There is a class of climate change impacts that has received relatively little attention, perhaps because their effects will be indirect. These consequences will result not from increases in world temperatures, but from the world’s attempts to limit those increases. As the international community tries to reduce and eventually eliminate greenhouse gas emissions, global energy systems will undergo a massive transformation. Whether quickly or slowly, the nations of the world will almost certainly give up reliance on the fossil fuels – coal, petroleum, and natural gas – that drove the Industrial Revolution and created wealth and power dynamics that long dictated international relations. Britannia ruled the seas for a few hundred years, and the 20th century was American, in significant part because of the military might and financial power provided by fossil-fuel-powered industrial sectors.
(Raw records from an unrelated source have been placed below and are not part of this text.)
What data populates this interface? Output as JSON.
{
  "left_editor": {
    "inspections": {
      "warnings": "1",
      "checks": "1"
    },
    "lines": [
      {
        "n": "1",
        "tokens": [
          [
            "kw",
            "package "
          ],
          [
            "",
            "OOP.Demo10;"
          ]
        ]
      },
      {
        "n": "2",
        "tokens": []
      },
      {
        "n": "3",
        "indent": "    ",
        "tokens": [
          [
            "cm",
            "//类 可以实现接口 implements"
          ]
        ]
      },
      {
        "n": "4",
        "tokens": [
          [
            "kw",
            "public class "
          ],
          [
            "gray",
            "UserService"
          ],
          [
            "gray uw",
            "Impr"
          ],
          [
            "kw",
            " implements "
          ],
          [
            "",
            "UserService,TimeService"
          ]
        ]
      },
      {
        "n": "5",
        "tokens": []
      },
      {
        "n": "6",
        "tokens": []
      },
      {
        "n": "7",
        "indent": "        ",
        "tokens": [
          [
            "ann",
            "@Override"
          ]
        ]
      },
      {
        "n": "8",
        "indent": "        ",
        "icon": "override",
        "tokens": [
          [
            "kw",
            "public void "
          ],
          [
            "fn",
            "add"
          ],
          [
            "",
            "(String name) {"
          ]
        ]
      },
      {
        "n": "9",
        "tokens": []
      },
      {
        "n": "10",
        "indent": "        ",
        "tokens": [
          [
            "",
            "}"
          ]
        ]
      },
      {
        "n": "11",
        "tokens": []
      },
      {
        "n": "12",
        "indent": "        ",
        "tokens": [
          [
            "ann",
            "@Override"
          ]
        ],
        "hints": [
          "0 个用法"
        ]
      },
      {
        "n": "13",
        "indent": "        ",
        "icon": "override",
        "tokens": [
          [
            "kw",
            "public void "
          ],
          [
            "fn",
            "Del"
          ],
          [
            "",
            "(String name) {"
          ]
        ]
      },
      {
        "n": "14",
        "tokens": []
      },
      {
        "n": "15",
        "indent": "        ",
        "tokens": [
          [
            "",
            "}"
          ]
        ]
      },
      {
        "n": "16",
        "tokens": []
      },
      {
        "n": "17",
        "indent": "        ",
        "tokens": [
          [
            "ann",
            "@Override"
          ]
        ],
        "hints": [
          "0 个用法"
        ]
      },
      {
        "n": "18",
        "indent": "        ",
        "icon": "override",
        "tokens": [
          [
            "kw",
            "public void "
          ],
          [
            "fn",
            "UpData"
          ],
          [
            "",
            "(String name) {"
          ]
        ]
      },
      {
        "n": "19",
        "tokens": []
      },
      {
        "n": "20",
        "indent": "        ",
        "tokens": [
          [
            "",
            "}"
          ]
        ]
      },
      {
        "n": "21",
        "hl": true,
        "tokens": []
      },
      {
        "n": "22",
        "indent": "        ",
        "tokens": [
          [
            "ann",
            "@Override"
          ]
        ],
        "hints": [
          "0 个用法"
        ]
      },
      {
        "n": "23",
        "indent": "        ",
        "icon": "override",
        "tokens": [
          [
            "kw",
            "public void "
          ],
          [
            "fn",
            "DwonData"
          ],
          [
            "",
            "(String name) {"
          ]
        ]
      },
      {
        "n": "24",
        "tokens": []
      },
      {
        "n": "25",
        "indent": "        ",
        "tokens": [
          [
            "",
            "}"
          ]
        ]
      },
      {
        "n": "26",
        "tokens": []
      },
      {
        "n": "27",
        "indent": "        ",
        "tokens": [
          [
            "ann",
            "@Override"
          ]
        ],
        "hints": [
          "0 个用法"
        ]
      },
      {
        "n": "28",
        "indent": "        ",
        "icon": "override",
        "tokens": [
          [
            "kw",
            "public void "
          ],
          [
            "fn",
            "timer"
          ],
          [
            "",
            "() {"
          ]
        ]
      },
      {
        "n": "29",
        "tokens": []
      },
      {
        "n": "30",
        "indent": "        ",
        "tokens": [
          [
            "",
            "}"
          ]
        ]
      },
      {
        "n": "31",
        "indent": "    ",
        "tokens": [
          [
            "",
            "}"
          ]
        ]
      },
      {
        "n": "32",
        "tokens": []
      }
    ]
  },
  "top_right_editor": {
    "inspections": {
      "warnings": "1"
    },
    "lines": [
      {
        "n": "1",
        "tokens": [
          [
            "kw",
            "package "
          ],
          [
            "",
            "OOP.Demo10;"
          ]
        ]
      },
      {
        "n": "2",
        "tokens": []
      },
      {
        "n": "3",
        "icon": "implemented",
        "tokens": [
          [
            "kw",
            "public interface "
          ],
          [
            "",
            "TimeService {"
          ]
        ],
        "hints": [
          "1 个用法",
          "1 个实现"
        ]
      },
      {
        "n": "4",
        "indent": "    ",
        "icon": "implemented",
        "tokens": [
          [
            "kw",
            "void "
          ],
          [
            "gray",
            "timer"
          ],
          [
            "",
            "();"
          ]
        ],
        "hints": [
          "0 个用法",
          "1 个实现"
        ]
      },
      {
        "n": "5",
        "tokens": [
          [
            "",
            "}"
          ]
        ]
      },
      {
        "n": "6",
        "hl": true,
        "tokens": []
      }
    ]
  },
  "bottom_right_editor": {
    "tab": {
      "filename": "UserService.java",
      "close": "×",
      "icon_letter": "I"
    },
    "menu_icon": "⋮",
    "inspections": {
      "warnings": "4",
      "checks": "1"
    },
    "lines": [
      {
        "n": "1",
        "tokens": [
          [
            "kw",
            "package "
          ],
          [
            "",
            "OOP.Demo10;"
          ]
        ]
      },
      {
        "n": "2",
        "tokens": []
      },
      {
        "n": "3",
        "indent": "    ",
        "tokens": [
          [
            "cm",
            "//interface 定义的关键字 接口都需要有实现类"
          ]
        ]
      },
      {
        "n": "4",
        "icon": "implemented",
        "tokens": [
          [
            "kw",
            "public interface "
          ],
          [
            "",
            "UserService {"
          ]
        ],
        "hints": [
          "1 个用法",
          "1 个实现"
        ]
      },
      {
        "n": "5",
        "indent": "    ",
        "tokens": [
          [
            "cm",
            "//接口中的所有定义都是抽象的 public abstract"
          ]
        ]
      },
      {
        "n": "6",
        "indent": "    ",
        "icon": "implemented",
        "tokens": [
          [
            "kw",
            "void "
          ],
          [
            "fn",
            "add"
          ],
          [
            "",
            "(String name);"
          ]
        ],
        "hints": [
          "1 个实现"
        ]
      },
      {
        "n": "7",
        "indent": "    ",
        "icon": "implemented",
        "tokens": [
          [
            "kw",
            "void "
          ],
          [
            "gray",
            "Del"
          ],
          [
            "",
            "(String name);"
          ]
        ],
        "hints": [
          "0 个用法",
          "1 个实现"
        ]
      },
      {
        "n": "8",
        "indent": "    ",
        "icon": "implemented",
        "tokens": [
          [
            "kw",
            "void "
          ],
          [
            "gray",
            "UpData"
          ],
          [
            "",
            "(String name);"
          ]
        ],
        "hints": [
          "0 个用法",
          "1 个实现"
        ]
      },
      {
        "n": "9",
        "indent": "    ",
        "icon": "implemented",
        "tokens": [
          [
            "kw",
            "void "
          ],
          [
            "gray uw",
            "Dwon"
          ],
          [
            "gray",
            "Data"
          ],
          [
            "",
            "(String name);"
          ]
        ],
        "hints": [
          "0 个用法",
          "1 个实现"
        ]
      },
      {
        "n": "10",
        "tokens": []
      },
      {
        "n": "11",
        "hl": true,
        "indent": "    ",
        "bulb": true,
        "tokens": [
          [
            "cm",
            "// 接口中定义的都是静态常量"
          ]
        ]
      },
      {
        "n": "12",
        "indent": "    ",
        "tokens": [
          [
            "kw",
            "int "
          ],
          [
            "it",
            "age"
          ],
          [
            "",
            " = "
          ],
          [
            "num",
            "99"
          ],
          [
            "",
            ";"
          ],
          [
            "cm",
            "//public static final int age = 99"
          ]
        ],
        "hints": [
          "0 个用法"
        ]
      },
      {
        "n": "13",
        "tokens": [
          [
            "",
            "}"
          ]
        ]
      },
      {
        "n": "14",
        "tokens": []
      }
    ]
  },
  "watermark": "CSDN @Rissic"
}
Will the coming transition to energy sources with low or no carbon dioxide emissions – solar, wind, nuclear, and other – also create new geopolitical winners and losers? The general answer to that question is almost certainly, “Yes, to some degree.” Specifically how – and how greatly – the shift from fossil fuels to renewable energy will affect global power dynamics are matters of less certainty.
The Bulletin elevates expert voices above the noise. But as an independent, nonprofit media organization, our operations depend on the support of readers like you. Help us continue to deliver quality journalism that holds leaders accountable. Your support of our work at any level is important. In return, we promise our coverage will be understandable, influential, vigilant, solution-oriented, and fair-minded. Together we can make a difference.